Christ has promised to develop those things into an image that is
more like his own, more powerful and brilliant than we can imagine.
And we stay here because, day in and day out, God reveals a bit more
of the art piece he is composing. I've seen it in the clouds and the
landscape, in the shriveled hands that extend to give me food, in
the shy eyes that look up at me in moments of hope, in the bright
smiles of women who have so little to hang onto. I am on this
mission not to prove anything, but to let Christ save and increase
the sweetness, truth and hope that already exists in myself, in
Guatemala, and in my loved ones at home.
As I slowly accept the three-sided mission I am part of, I am
amazed at the way all the elements of my life are woven together. As
one side of the mission develops, so do the others. People on all
sides of this mission are serving each other. People at home are
blessed by my stories about the Guatemalans, I am blessed by the
prayer and encouragement from people at home, and Guatemala is
blessed by the prayers and new projects my American contacts are
constantly developing. We are all growing. I don't feel like we're
going forward in a straight line, but like we are ever expanding
into a larger life of God's grace, truth and joy.
Jesus said, "Suppose one of you wants to build a tower. Will
he not first sit down and estimate the cost to see if he has enough
money to complete it?" (Luke 14:28) Time and again, I have
estimated the costs of being here, and whenever I include God's
faithfulness in my budget, I always know I have enough.
I'm finding that this life wants to break a pattern of mine-the
pattern of always being on the fringe with social groups. Maybe it's
because I didn't go to kindergarten, who knows? But I look back and
see that I have always chosen to withhold myself from groups that I
don't easily fit into. Even if they are good people. Here, choosing
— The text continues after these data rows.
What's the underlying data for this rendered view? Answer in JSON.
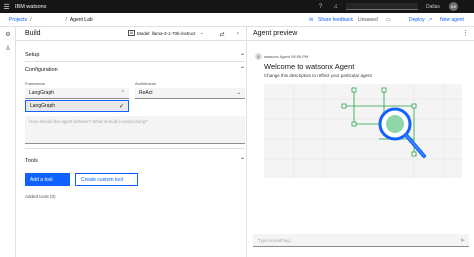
{
  "topbar": {
    "brand": "IBM watsonx",
    "region": "Dallas",
    "avatar_initials": "AS",
    "icons": [
      "menu-icon",
      "help-icon",
      "notification-icon",
      "region-icon"
    ]
  },
  "breadcrumb": {
    "items": [
      "Projects",
      "/",
      "",
      "/",
      "Agent Lab"
    ]
  },
  "subbar": {
    "share_feedback": "Share feedback",
    "status": "Unsaved",
    "deploy": "Deploy",
    "new_agent": "New agent"
  },
  "build": {
    "title": "Build",
    "model_label": "Model: llama-3-1-70b-instruct",
    "sections": {
      "setup": "Setup",
      "configuration": "Configuration",
      "tools": "Tools"
    },
    "framework": {
      "label": "Framework",
      "value": "LangGraph",
      "option_selected": "LangGraph"
    },
    "architecture": {
      "label": "Architecture",
      "value": "ReAct"
    },
    "instructions_placeholder": "How should the agent behave? What should it avoid doing?",
    "add_tool": "Add a tool",
    "create_tool": "Create custom tool",
    "tools_added": "Added tools (0)"
  },
  "preview": {
    "title": "Agent preview",
    "msg_meta": "watsonx Agent 08:06 PM",
    "welcome": "Welcome to watsonx Agent",
    "description": "Change this description to reflect your particular agent",
    "input_placeholder": "Type something..."
  },
  "colors": {
    "accent": "#0f62fe",
    "topbar": "#161616",
    "illustration_green": "#24a148",
    "illustration_blue": "#0f62fe"
  }
}
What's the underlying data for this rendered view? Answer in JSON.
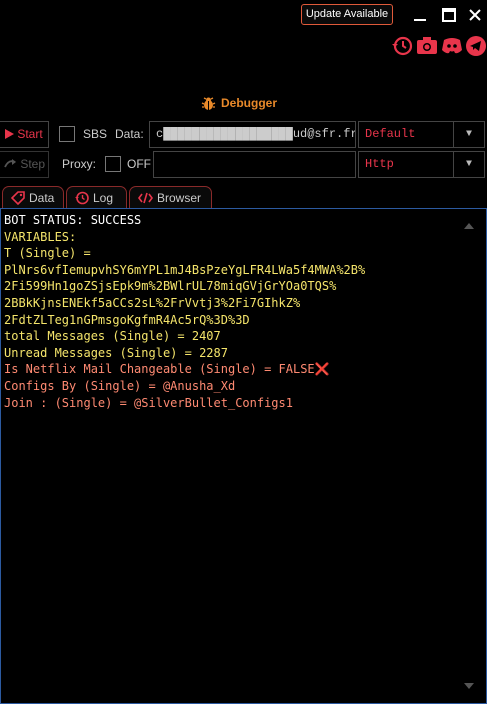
{
  "titlebar": {
    "update_label": "Update Available"
  },
  "header": {
    "title": "Debugger"
  },
  "row1": {
    "start_label": "Start",
    "sbs_label": "SBS",
    "data_label": "Data:",
    "data_value": "c██████████████████ud@sfr.fr:Finette",
    "wordlist_select": "Default"
  },
  "row2": {
    "step_label": "Step",
    "proxy_label": "Proxy:",
    "proxy_toggle": "OFF",
    "proxy_value": "",
    "proxy_type_select": "Http"
  },
  "tabs": [
    {
      "label": "Data"
    },
    {
      "label": "Log"
    },
    {
      "label": "Browser"
    }
  ],
  "console": {
    "lines": [
      {
        "text": "BOT STATUS: SUCCESS",
        "color": "#ffffff"
      },
      {
        "text": "VARIABLES:",
        "color": "#f5e56b"
      },
      {
        "text": "T (Single) =",
        "color": "#f5e56b"
      },
      {
        "text": "PlNrs6vfIemupvhSY6mYPL1mJ4BsPzeYgLFR4LWa5f4MWA%2B%",
        "color": "#f5e56b"
      },
      {
        "text": "2Fi599Hn1goZSjsEpk9m%2BWlrUL78miqGVjGrYOa0TQS%",
        "color": "#f5e56b"
      },
      {
        "text": "2BBkKjnsENEkf5aCCs2sL%2FrVvtj3%2Fi7GIhkZ%",
        "color": "#f5e56b"
      },
      {
        "text": "2FdtZLTeg1nGPmsgoKgfmR4Ac5rQ%3D%3D",
        "color": "#f5e56b"
      },
      {
        "text": "total Messages (Single) = 2407",
        "color": "#f5e56b"
      },
      {
        "text": "Unread Messages (Single) = 2287",
        "color": "#f5e56b"
      },
      {
        "text": "Is Netflix Mail Changeable (Single) = FALSE❌",
        "color": "#ff8a72"
      },
      {
        "text": "Configs By (Single) = @Anusha_Xd",
        "color": "#ff8a72"
      },
      {
        "text": "Join : (Single) = @SilverBullet_Configs1",
        "color": "#ff8a72"
      }
    ]
  },
  "colors": {
    "accent_red": "#e8354b",
    "header_orange": "#e8892a",
    "console_border": "#2c5aa0"
  },
  "icons": [
    "history-icon",
    "camera-icon",
    "discord-icon",
    "telegram-icon",
    "bug-icon",
    "play-icon",
    "step-icon",
    "log-icon",
    "code-icon",
    "chevron-down-icon",
    "minimize-icon",
    "maximize-icon",
    "close-icon"
  ]
}
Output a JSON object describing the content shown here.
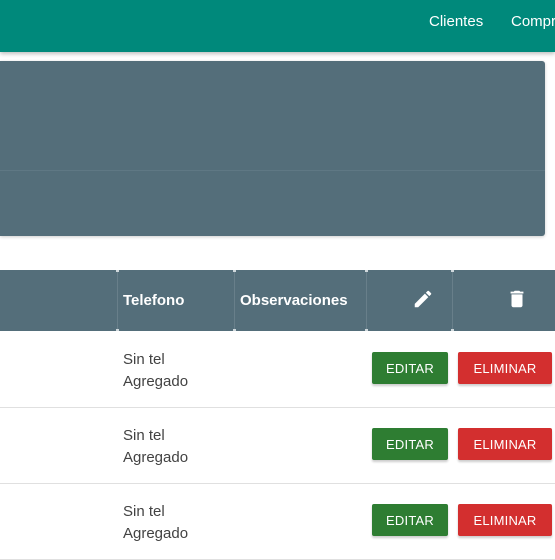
{
  "nav": {
    "items": [
      {
        "label": "Clientes"
      },
      {
        "label": "Compr"
      }
    ]
  },
  "table": {
    "headers": {
      "telefono": "Telefono",
      "observaciones": "Observaciones",
      "edit_icon": "pencil-icon",
      "delete_icon": "trash-icon"
    },
    "rows": [
      {
        "telefono_1": "Sin tel",
        "telefono_2": "Agregado",
        "observaciones": "",
        "edit_label": "EDITAR",
        "delete_label": "ELIMINAR"
      },
      {
        "telefono_1": "Sin tel",
        "telefono_2": "Agregado",
        "observaciones": "",
        "edit_label": "EDITAR",
        "delete_label": "ELIMINAR"
      },
      {
        "telefono_1": "Sin tel",
        "telefono_2": "Agregado",
        "observaciones": "",
        "edit_label": "EDITAR",
        "delete_label": "ELIMINAR"
      }
    ]
  },
  "colors": {
    "topbar": "#00897b",
    "panel": "#546e7a",
    "edit_button": "#2e7d32",
    "delete_button": "#d32f2f"
  }
}
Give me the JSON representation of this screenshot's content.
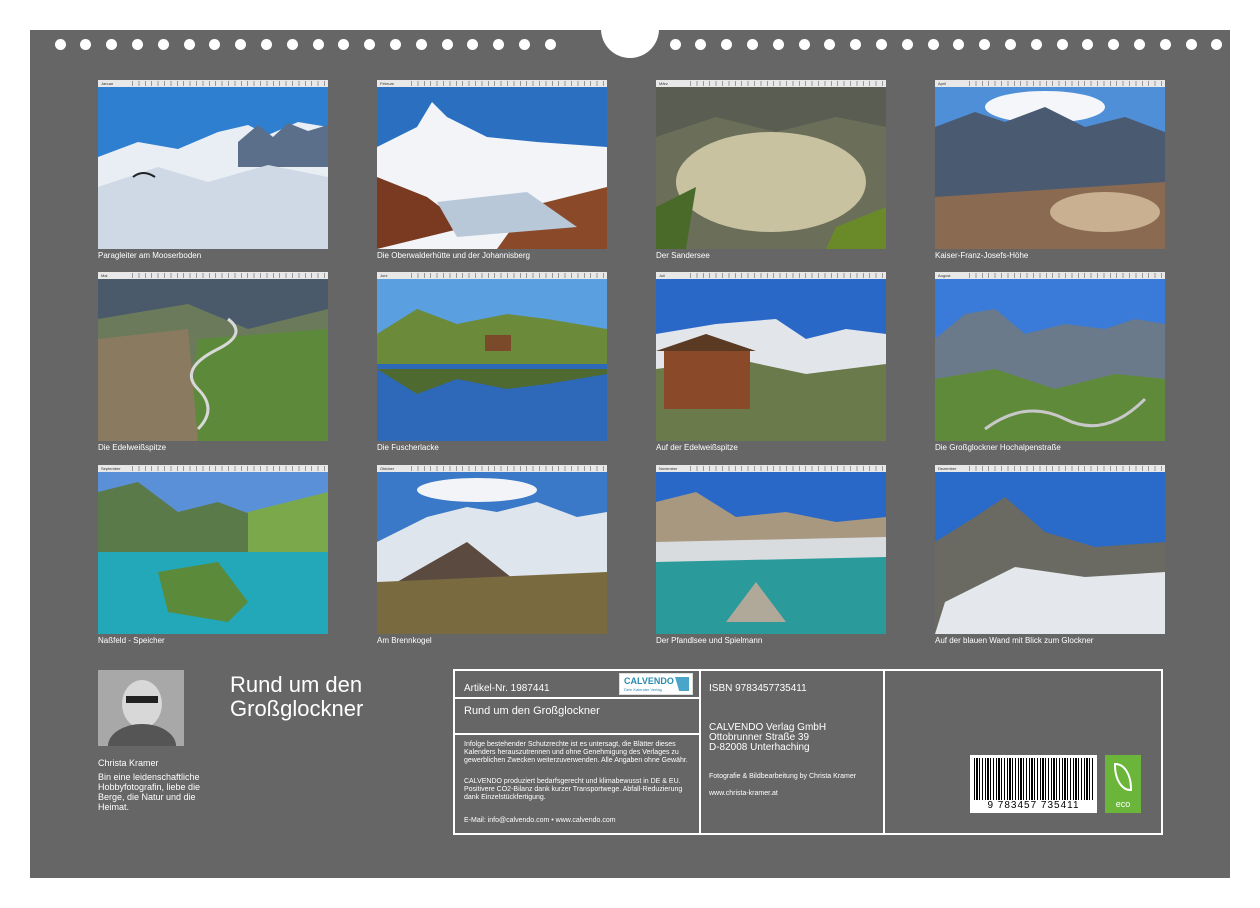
{
  "tiles": [
    {
      "month_label": "Januar",
      "caption": "Paragleiter am Mooserboden"
    },
    {
      "month_label": "Februar",
      "caption": "Die Oberwalderhütte und der Johannisberg"
    },
    {
      "month_label": "März",
      "caption": "Der Sandersee"
    },
    {
      "month_label": "April",
      "caption": "Kaiser-Franz-Josefs-Höhe"
    },
    {
      "month_label": "Mai",
      "caption": "Die Edelweißspitze"
    },
    {
      "month_label": "Juni",
      "caption": "Die Fuscherlacke"
    },
    {
      "month_label": "Juli",
      "caption": "Auf der Edelweißspitze"
    },
    {
      "month_label": "August",
      "caption": "Die Großglockner Hochalpenstraße"
    },
    {
      "month_label": "September",
      "caption": "Naßfeld - Speicher"
    },
    {
      "month_label": "Oktober",
      "caption": "Am Brennkogel"
    },
    {
      "month_label": "November",
      "caption": "Der Pfandlsee und Spielmann"
    },
    {
      "month_label": "Dezember",
      "caption": "Auf der blauen Wand mit Blick zum Glockner"
    }
  ],
  "author": {
    "name": "Christa Kramer",
    "bio": "Bin eine leidenschaftliche Hobbyfotografin, liebe die Berge, die Natur und die Heimat."
  },
  "calendar_title": "Rund um den Großglockner",
  "info": {
    "article_no": "Artikel-Nr. 1987441",
    "calvendo_logo": "CALVENDO",
    "calvendo_sub": "Dein Kalender Verlag",
    "product_title": "Rund um den Großglockner",
    "legal_text": "Infolge bestehender Schutzrechte ist es untersagt, die Blätter dieses Kalenders herauszutrennen und ohne Genehmigung des Verlages zu gewerblichen Zwecken weiterzuverwenden. Alle Angaben ohne Gewähr.",
    "eco_text": "CALVENDO produziert bedarfsgerecht und klimabewusst in DE & EU. Positivere CO2-Bilanz dank kurzer Transportwege. Abfall-Reduzierung dank Einzelstückfertigung.",
    "contact": "E-Mail: info@calvendo.com • www.calvendo.com",
    "isbn": "ISBN 9783457735411",
    "publisher_name": "CALVENDO Verlag GmbH",
    "publisher_street": "Ottobrunner Straße 39",
    "publisher_city": "D-82008 Unterhaching",
    "photo_credit": "Fotografie & Bildbearbeitung by Christa Kramer",
    "photo_url": "www.christa-kramer.at",
    "barcode_number": "9 783457 735411",
    "eco_label": "eco"
  },
  "colors": {
    "background": "#666666",
    "border": "#ffffff",
    "text": "#ffffff",
    "eco_green": "#6bb53b",
    "calvendo_blue": "#2a8ab0"
  }
}
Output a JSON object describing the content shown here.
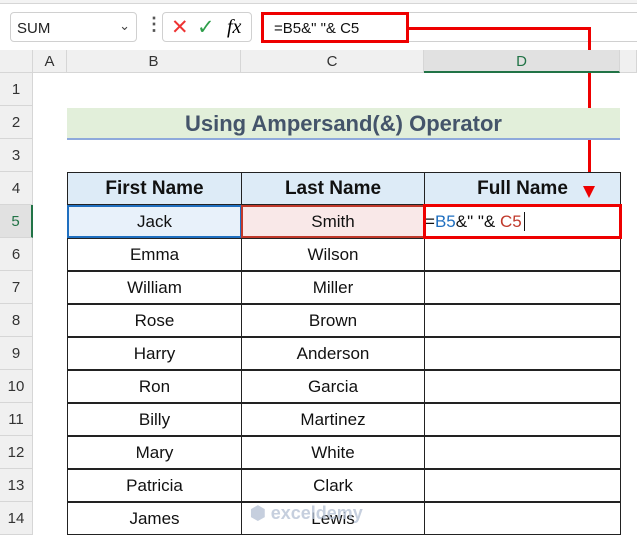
{
  "formula_bar": {
    "name_box": "SUM",
    "formula": "=B5&\" \"& C5",
    "cancel_icon": "✕",
    "enter_icon": "✓",
    "fx_label": "fx"
  },
  "columns": [
    "A",
    "B",
    "C",
    "D"
  ],
  "rows": [
    "1",
    "2",
    "3",
    "4",
    "5",
    "6",
    "7",
    "8",
    "9",
    "10",
    "11",
    "12",
    "13",
    "14"
  ],
  "title": "Using Ampersand(&) Operator",
  "table": {
    "headers": [
      "First Name",
      "Last Name",
      "Full Name"
    ],
    "rows": [
      [
        "Jack",
        "Smith"
      ],
      [
        "Emma",
        "Wilson"
      ],
      [
        "William",
        "Miller"
      ],
      [
        "Rose",
        "Brown"
      ],
      [
        "Harry",
        "Anderson"
      ],
      [
        "Ron",
        "Garcia"
      ],
      [
        "Billy",
        "Martinez"
      ],
      [
        "Mary",
        "White"
      ],
      [
        "Patricia",
        "Clark"
      ],
      [
        "James",
        "Lewis"
      ]
    ]
  },
  "editing": {
    "eq": "=",
    "ref1": "B5",
    "mid": "&\" \"& ",
    "ref2": "C5"
  },
  "watermark": "exceldemy",
  "colors": {
    "highlight": "#e00000",
    "ref1": "#1f6fc0",
    "ref2": "#c0392b"
  }
}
to do that can easily be seen as rejection, and is a good way to
isolate myself when I need intimacy. So I'm praying to trust and
respect the people here more. True, we'll always have differences.
But they deserve more trust than I've given them. In fact, they are
earning that trust. They are taking good care of me.
Chatting with Mam women
Last night Petrona and Maria came into my room to give me coffee
and bread to combat the cold. The power was out, so they came in
with candlelight on their smiling faces. They were so warm, so
caring. I was grateful. The candlelight was so beautiful that I
pulled out my "Tracks" book and read for about an hour.
The story and ideas were much keener under candlelight.
The author, Robyn Davidson, asks, "What is the substance of
the world in which you live?" A good question. I'll need to
come back to it. I wonder if the substance is different now than it
was in Idaho, or if it's just taken a new shape?
She also talks about why she left her middle-class life to work
with camels in the desert: "I had also been vaguely bored with
my life and its repetitions-the half-finished attempts at different
jobs and various studies; had been sick of carrying around the
self-indulgent negativity which was so much the malaise of my
generation, my sex and my class. So I made a decision which carried
with it things that I could not articulate at the time. I had made
the choice instinctively, and only later had given it meaning. The
trip had never been billed in my mind as an adventure in the sense
of something to be proved…. One really could act to change…
one's life; and the procedure, the process was its own reward."
It seems to me what pulled her through her experience (which
was a hell of a lot harder than mine is) was tenacity and
fascination with the world she had jumped into. Tenacity: just get
up and go at it again every day. Fascination: let yourself be
fixated on something outside of you.
As I mulled over these ideas I blew the candle out and watched
the wick fade slowly, slowly, slowly into a pinpoint of warmth
before it fell into darkness. I was fascinated with the flame,
enchanted by it. My prayer as I snuggled deep into my sleeping bag
with the sounds of the family above me was, "Let me be
fascinated by these people."